From: Peter Wayner <email@example.com>
Message Hash: 67f66843d1b8867894155ae911b0070736348e8fec2f8b82a08c641add471a1a
Message ID: <199402151725.AA24527@access2.digex.net>
Reply To: N/A
UTC Datetime: 1994-02-15 17:31:42 UTC
Raw Date: Tue, 15 Feb 94 09:31:42 PST
From: Peter Wayner <firstname.lastname@example.org> Date: Tue, 15 Feb 94 09:31:42 PST To: email@example.com Subject: Re: Clipper and Traffic Analysis Message-ID: <199402151725.AA24527@access2.digex.net> MIME-Version: 1.0 Content-Type: text/plain I believe the LEAF field is useful, but not too useful. Here are my points: *) It helps in unauthorized taps. I would presume that the police won't have access to the phone company's calling records if they're just using a pair of alligator clips. *) On the other hand, the system really isn't anywhere near as useful as the phone number of the person calling. There will be no map between LEAF id numbers and people. Such a map would quickly get out of date as people traded phones etc... *) It might be slightly better than the phone number in strange cases because it identifies the handset not the number.
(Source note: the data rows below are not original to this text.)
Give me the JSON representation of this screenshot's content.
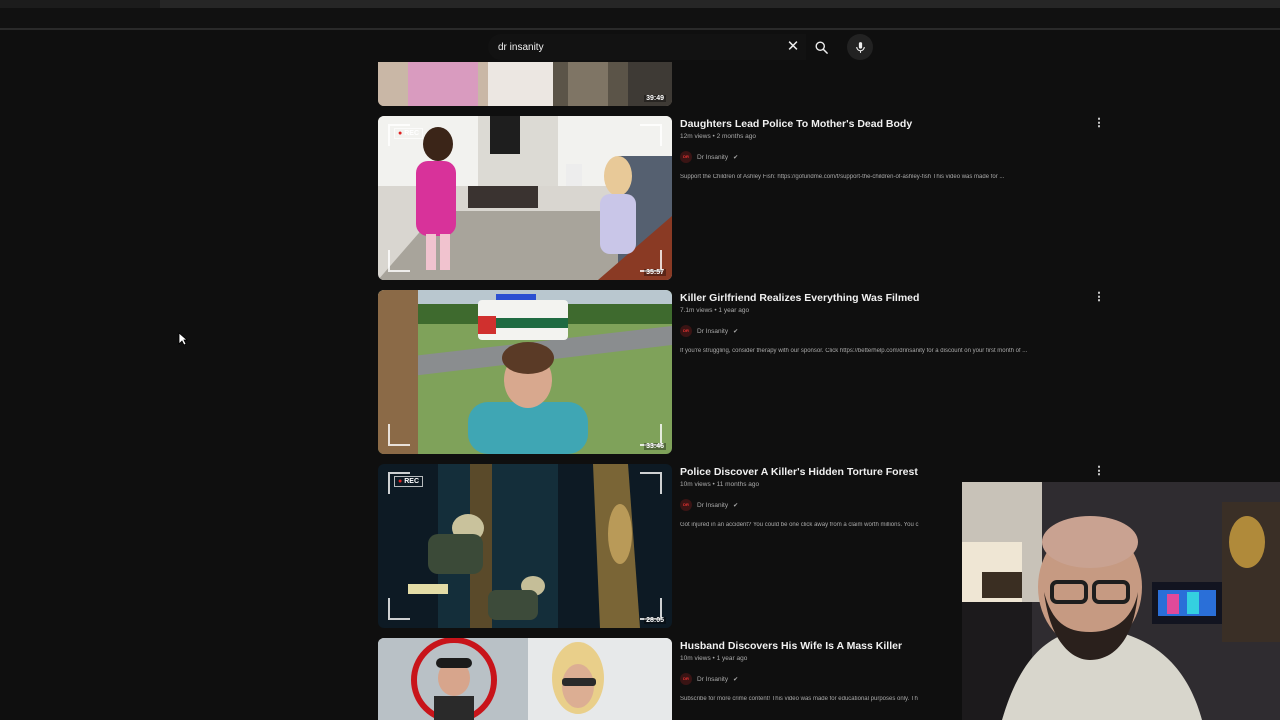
{
  "search": {
    "query": "dr insanity",
    "clear_icon": "close-icon",
    "search_icon": "search-icon",
    "mic_icon": "microphone-icon"
  },
  "partial_video": {
    "duration": "39:49"
  },
  "videos": [
    {
      "title": "Daughters Lead Police To Mother's Dead Body",
      "meta": "12m views • 2 months ago",
      "channel": "Dr Insanity",
      "description": "Support the Children of Ashley Fish: https://gofundme.com/f/support-the-children-of-ashley-fish This video was made for ...",
      "duration": "35:57",
      "rec_label": "REC"
    },
    {
      "title": "Killer Girlfriend Realizes Everything Was Filmed",
      "meta": "7.1m views • 1 year ago",
      "channel": "Dr Insanity",
      "description": "If you're struggling, consider therapy with our sponsor. Click https://betterhelp.com/drinsanity for a discount on your first month of ...",
      "duration": "33:46",
      "rec_label": ""
    },
    {
      "title": "Police Discover A Killer's Hidden Torture Forest",
      "meta": "10m views • 11 months ago",
      "channel": "Dr Insanity",
      "description": "Got injured in an accident? You could be one click away from a claim worth millions. You c",
      "duration": "28:05",
      "rec_label": "REC"
    },
    {
      "title": "Husband Discovers His Wife Is A Mass Killer",
      "meta": "10m views • 1 year ago",
      "channel": "Dr Insanity",
      "description": "Subscribe for more crime content! This video was made for educational purposes only. Th",
      "duration": "",
      "rec_label": ""
    }
  ],
  "colors": {
    "background": "#0f0f0f",
    "rec_dot": "#e02020",
    "text_primary": "#f1f1f1",
    "text_secondary": "#aaaaaa"
  }
}
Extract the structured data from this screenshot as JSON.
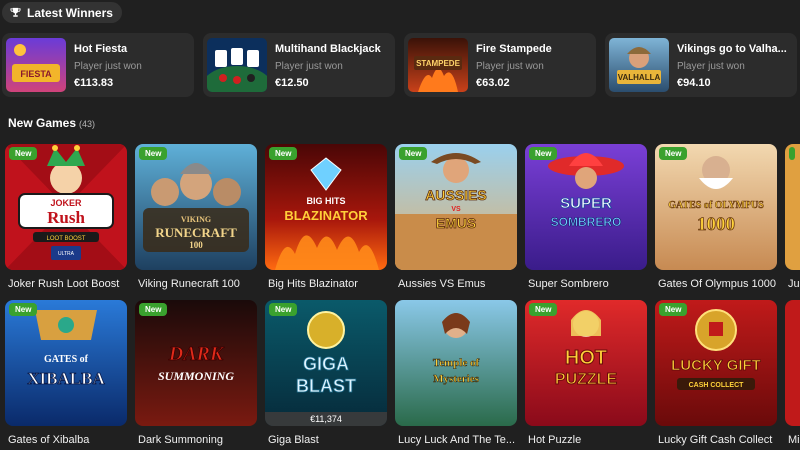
{
  "header": {
    "latest_winners": "Latest Winners"
  },
  "winners": [
    {
      "game": "Hot Fiesta",
      "status": "Player just won",
      "amount": "€113.83",
      "thumb_text": "HOT FIESTA"
    },
    {
      "game": "Multihand Blackjack",
      "status": "Player just won",
      "amount": "€12.50",
      "thumb_text": ""
    },
    {
      "game": "Fire Stampede",
      "status": "Player just won",
      "amount": "€63.02",
      "thumb_text": "FIRE STAMPEDE"
    },
    {
      "game": "Vikings go to Valha...",
      "status": "Player just won",
      "amount": "€94.10",
      "thumb_text": "VIKINGS go to VALHALLA"
    }
  ],
  "new_games": {
    "title": "New Games",
    "count": "(43)",
    "badge": "New",
    "row1": [
      {
        "name": "Joker Rush Loot Boost",
        "logo": "Joker Rush"
      },
      {
        "name": "Viking Runecraft 100",
        "logo": "RUNECRAFT"
      },
      {
        "name": "Big Hits Blazinator",
        "logo": "BLAZINATOR"
      },
      {
        "name": "Aussies VS Emus",
        "logo": "AUSSIES vs EMUS"
      },
      {
        "name": "Super Sombrero",
        "logo": "SUPER SOMBRERO"
      },
      {
        "name": "Gates Of Olympus 1000",
        "logo": "GATES of OLYMPUS 1000"
      }
    ],
    "row2": [
      {
        "name": "Gates of Xibalba",
        "logo": "GATES of XIBALBA"
      },
      {
        "name": "Dark Summoning",
        "logo": "DARK SUMMONING"
      },
      {
        "name": "Giga Blast",
        "logo": "GIGA BLAST",
        "jackpot": "€11,374"
      },
      {
        "name": "Lucy Luck And The Te...",
        "logo": "Temple of Mysteries"
      },
      {
        "name": "Hot Puzzle",
        "logo": "HOT PUZZLE"
      },
      {
        "name": "Lucky Gift Cash Collect",
        "logo": "LUCKY GIFT"
      }
    ],
    "partial_col": {
      "row1": "Ju",
      "row2": "Mi"
    }
  },
  "colors": {
    "badge": "#3aa12e",
    "background": "#202020",
    "card": "#2c2c2c"
  }
}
Who knows? Phone calls from the garage extension mean one thing but phones from the kitchen extension mean another. This might be significantly more important if businesses private exchanges don't release the internal extension making the call.